One of the recent developments in virtualization I’m thinking of exploring in the home lab is NVGRE or Network Virtualization using Generic Routing Encapsulation. NVGRE is Microsoft’s offering in the nebulous, ill-defined software-defined networking space, and it’s just a few powershell cmdlets away from being turned on in my lab.
But should I bother?
No less an august networking authority than Ivan Pepelnjak has called the network virtualization model & NVGRE of Windows Server 2012 R2 “simply amazing,” but he’s also remarked on how complex and confusing it is, how it’s truly a Layer 3 NV product between Hypervisor hosts, but a muddled L2/L3 product within the hypervisor itself.
For a humble systems engineer with a mutt lab at home and a highly rationalized stack at work, I’m struggling with whether network virtualization’s benefits outweigh its risks. The goal is simple: #NetworkingGlory, the promised land where my most important /24 subnet follows the sun, hopping between datacenters over my existing MPLS network, or freeing me from paying for an MPLS network in the first place. Does NVGRE put me on the path to NetworkingGlory or is it a distraction?
My sense is from the last few days here at #VFD3 that the VMware guys are in the same boat. They’ve got VXLAN & NSX in their stack, but when I see those products mentioned, I get the feeling from some of them that they’re just as “meh” on NSX as I am on NVGRE.
Enter Spirent (pronounced Spy-Rent), a large technology & testing/validation firm that could, frankly, use a bit of work on their website (just run your mouse of “Products” and check out the dizzying list that results). I wasn’t too excited to visit Spirent, but I’m glad they sponsored the event because I left their facility in Mountain View impressed.

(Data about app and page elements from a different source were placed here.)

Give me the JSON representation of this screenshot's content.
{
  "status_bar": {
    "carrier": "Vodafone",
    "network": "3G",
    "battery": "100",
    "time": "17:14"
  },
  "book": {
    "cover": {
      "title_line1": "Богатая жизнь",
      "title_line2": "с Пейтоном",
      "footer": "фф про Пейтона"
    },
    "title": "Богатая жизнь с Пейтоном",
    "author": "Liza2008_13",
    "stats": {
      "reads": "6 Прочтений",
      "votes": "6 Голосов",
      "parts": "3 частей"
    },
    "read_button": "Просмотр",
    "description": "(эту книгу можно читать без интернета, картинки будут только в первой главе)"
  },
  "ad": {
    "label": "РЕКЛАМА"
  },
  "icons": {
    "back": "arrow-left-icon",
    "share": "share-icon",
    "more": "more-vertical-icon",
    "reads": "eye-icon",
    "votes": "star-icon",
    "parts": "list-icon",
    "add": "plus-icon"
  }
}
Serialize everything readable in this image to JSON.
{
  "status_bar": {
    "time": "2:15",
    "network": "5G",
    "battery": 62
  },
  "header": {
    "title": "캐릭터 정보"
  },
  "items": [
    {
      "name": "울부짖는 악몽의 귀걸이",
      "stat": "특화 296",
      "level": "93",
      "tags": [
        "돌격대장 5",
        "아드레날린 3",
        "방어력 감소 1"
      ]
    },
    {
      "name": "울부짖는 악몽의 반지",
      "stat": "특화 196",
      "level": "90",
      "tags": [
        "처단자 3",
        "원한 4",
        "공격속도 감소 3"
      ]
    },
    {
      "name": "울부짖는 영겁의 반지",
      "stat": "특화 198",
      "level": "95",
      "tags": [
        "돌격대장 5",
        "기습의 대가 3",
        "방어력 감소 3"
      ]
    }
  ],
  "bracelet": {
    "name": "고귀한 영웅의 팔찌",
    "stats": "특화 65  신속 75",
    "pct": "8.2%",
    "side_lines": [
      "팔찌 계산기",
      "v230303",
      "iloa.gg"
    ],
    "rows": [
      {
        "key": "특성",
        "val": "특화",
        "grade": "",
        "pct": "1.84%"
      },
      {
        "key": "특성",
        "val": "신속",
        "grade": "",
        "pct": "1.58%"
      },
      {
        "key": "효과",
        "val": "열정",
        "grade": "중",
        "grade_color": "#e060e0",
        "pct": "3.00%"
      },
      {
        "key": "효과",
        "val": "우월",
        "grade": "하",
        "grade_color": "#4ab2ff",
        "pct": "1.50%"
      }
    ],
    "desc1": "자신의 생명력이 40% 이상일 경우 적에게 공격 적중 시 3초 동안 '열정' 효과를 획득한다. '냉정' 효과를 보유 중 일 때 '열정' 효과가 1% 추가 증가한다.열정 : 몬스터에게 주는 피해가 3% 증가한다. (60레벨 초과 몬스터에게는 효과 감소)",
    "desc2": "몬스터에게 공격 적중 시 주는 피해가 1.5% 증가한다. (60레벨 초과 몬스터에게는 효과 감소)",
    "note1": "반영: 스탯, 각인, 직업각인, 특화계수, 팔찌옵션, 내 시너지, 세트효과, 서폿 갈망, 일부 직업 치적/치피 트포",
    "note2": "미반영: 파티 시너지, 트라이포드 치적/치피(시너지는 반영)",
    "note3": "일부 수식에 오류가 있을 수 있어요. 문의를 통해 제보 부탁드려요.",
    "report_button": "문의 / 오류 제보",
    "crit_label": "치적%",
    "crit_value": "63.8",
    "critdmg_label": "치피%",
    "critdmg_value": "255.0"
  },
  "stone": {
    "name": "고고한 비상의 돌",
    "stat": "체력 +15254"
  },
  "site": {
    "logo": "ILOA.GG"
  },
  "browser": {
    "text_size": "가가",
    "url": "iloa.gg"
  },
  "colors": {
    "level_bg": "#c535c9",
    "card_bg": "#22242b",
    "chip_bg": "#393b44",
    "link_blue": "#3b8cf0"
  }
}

So what’s Spirent do? When you or I are shopping for a new top of the rack switch and we want to compare baseline fabric performance of each switch in packets per second, bandwidth, and switching capacity, it’s Spirent’s test equipment that’s often been used to populate the datasheets. If you’re familiar with IXIA at all, Spirent is in the same space, but more of a dominant player, and their client list is pretty impressive, spanning web service companies, telecom, mobile, and so many more. In fact, I wouldn’t be surprised if they have certain three letter government agencies as clients.
But what can they do for me?
Well, if I ever get to a place where I’m embracing NVGRE in Hyper-V, I’m going to give Spirent a call. The firm sells network virtualization products designed to help you test, tap, validate, and troubleshoot your virtual networking stack. You can purchase, today, a virtual machine that enables you to peer inside your encrypted NVGRE tunnels, and that’s important because in an encrypted virtualized network, WireShark isn’t going to tell you squat about what’s wrong.
They also sell some pretty neat software testing products. iTest Enterprise, a fat Win32 client, is able to capture your most complicated testing setups. Want to see what happens to your advanced caching storage array when you automate the deployment of 100 virtual machines? You can run it once and that will tell you something about the array, but true StorageGlory Wisdom will only be achieved when you’ve run that same tedious test a dozen times, which would be a major pain in the ass unless you have something like iTest Enterprise.
Wish I had that during my bakeoff with the Nimble and incumbent arrays earlier this year.
Spirent’s got more too: cloud testing products, cloud automation tools, and a slick-looking (but we couldn’t touch and play with, sadly) iPad application that looked like it could do all sorts of useful things.
These are some smart guys making some interesting products that allow you to tap into your hypervisor and find out exactly what’s going on.
Ping them if: Your virtualization environment is huge, you suffer automation & testing pains, you want to peer inside your encrypted virtual networks
Set Outlook Reminder for when: No need to wait for them on anything, they support VMware, Open Stack, Hyper-V, hell, even Xen.
Send them to /dev/null if: You don’t care about your users’ and company’s data integrity & security